John Foxx (born Dennis Leigh) formed Ultravox! on the ashes of Tiger Lily (one single, a bizarre cover of Fats Waller’s ‘Ain’t Misbehavin’’, in 1975) with Chris Cross, Steve Shears, Billy Currie and Warren Cann who quickly secured a contract and had the eponymous debut album produced by Brian Eno. Unfortunately the artsy avant-pop with punked-up Roxy Music-isms were appreciated live but failed to turn into sales.

Two more albums followed - ‘Ha! Ha! Ha!’ (1977) and Conny Plank produced ‘Systems Of Romance’ (‘78) - before Foxx opted for a solo career. Almost instantly he scored a Top 40 hit with ‘Metamatix’ while Ultravox fronted by (James) Midge Ure, the former member of Slik, The Rich Kids, Thin Lizzy and Visage, had to wait another six months to score its first hit and rfurther four to hit the pay-dirt with ‘Vienna’.

Foxx’s latest solo album, ‘Crash And Burn’ is recorded with Mancunian electronic brainbox Louis Gordon and it is an edgier, more passionate record than Foxx’s previous album, 2001’s ‘The Pleasures Of Electricity’ which concentrated on achieving a sense of rare intimacy in search of the prettiest aesthetics. This time we have songs that are as diverse as the equipment used to realize this beauty.

‘Crash And Burn’ finds Foxx and Gordon dreaming up fresh twists on electro-pop (Giorgio Moroder-fashioned kind) with the disco-illuminated ‘Sidewalking’ and ‘Ultraviolet/Infared’. There is a minimalist ‘Cinema’, ‘Broken Furniature’ is a pumping dancer that meanders into darker realms, eerily majestic is ‘Once In A While‘… Easy-to-spot reference points are everyone’s favourite Krautrockers, Kraftwerk, on the tough-sounding ‘She Robot’ and all-round cuddly ‘alien’, David Bowie, on ‘Dust And Light’…

The title track is an analogue-fuelled industrial rocker while the album opens with one of Foxx’s career bests, ‘Drive’, a pounding techno-pop track with an odd-sounding vocal that gets you erect involuntarily. As well as ‘Sex Video’, it should have the crowds spitting hormones in electro clubs. There are also few slower moments, electro-ballad like the closing ‘Smoke’ and the aforementioned ‘… A While’.
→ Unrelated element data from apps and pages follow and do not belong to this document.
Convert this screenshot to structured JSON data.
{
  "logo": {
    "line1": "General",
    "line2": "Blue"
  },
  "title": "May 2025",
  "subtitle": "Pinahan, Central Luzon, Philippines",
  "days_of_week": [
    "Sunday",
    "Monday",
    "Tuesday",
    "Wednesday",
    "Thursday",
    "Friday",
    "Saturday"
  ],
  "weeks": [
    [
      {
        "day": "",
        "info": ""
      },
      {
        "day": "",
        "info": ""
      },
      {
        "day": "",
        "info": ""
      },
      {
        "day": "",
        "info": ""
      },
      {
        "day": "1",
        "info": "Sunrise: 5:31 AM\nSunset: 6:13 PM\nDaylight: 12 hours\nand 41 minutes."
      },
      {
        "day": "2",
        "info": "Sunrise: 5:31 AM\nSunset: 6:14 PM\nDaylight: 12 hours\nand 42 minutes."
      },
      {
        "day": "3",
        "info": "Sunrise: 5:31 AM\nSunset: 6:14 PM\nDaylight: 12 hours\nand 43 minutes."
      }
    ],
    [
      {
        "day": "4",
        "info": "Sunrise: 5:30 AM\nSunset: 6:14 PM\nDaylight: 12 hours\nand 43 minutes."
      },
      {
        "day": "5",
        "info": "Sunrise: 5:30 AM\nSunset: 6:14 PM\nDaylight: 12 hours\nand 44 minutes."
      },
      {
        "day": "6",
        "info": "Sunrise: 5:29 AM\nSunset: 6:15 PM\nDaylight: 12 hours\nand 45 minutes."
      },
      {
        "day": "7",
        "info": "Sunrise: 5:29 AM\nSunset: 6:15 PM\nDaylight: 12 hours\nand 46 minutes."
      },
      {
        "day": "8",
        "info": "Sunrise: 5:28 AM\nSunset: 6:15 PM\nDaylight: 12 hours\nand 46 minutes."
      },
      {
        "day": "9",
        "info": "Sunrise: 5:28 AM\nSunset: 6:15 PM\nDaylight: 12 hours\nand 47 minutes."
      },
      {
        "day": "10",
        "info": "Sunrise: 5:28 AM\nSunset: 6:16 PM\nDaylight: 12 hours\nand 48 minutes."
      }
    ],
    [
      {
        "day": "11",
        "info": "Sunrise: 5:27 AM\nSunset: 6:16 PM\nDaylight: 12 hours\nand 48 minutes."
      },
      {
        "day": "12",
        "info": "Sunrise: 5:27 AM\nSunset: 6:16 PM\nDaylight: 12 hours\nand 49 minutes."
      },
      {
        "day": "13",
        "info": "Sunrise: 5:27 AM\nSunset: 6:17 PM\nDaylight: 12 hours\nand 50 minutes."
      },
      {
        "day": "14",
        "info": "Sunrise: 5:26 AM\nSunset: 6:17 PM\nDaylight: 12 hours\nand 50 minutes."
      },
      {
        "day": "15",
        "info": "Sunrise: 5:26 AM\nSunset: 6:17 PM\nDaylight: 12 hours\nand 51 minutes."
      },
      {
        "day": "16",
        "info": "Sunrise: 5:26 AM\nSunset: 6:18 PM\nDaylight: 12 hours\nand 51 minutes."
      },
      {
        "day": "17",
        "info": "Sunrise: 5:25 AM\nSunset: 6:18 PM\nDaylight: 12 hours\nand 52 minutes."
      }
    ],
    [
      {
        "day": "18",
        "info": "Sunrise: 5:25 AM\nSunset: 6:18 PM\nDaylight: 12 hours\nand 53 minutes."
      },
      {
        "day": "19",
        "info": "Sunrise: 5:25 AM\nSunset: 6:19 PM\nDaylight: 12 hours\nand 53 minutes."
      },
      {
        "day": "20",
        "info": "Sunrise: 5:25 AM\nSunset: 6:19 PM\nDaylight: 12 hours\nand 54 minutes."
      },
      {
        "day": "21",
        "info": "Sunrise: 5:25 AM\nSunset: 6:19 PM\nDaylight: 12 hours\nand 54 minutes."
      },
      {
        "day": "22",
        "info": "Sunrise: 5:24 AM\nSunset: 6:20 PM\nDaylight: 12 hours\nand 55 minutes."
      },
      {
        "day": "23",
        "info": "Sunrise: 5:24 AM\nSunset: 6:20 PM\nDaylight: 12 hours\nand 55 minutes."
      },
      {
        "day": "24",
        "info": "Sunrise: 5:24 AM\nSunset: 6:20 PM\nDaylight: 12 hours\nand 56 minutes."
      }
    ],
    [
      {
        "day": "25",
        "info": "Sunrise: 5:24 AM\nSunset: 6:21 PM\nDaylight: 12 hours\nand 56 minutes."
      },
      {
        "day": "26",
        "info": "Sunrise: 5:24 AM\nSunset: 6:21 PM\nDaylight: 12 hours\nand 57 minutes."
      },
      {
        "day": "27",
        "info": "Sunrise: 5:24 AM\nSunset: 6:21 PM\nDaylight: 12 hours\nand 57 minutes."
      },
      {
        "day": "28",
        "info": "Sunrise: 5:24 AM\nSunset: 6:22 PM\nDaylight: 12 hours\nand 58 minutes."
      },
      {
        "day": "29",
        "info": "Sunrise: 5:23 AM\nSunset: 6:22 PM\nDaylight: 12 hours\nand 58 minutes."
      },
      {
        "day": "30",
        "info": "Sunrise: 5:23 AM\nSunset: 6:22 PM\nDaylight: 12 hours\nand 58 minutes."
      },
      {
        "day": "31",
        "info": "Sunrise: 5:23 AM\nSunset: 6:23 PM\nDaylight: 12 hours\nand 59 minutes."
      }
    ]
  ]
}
Tomorrow man is still at it and thus better for us.


John Foxx & Louis Gordon’s album 'Crash And Burn' is available now on Metamatic/Fullfill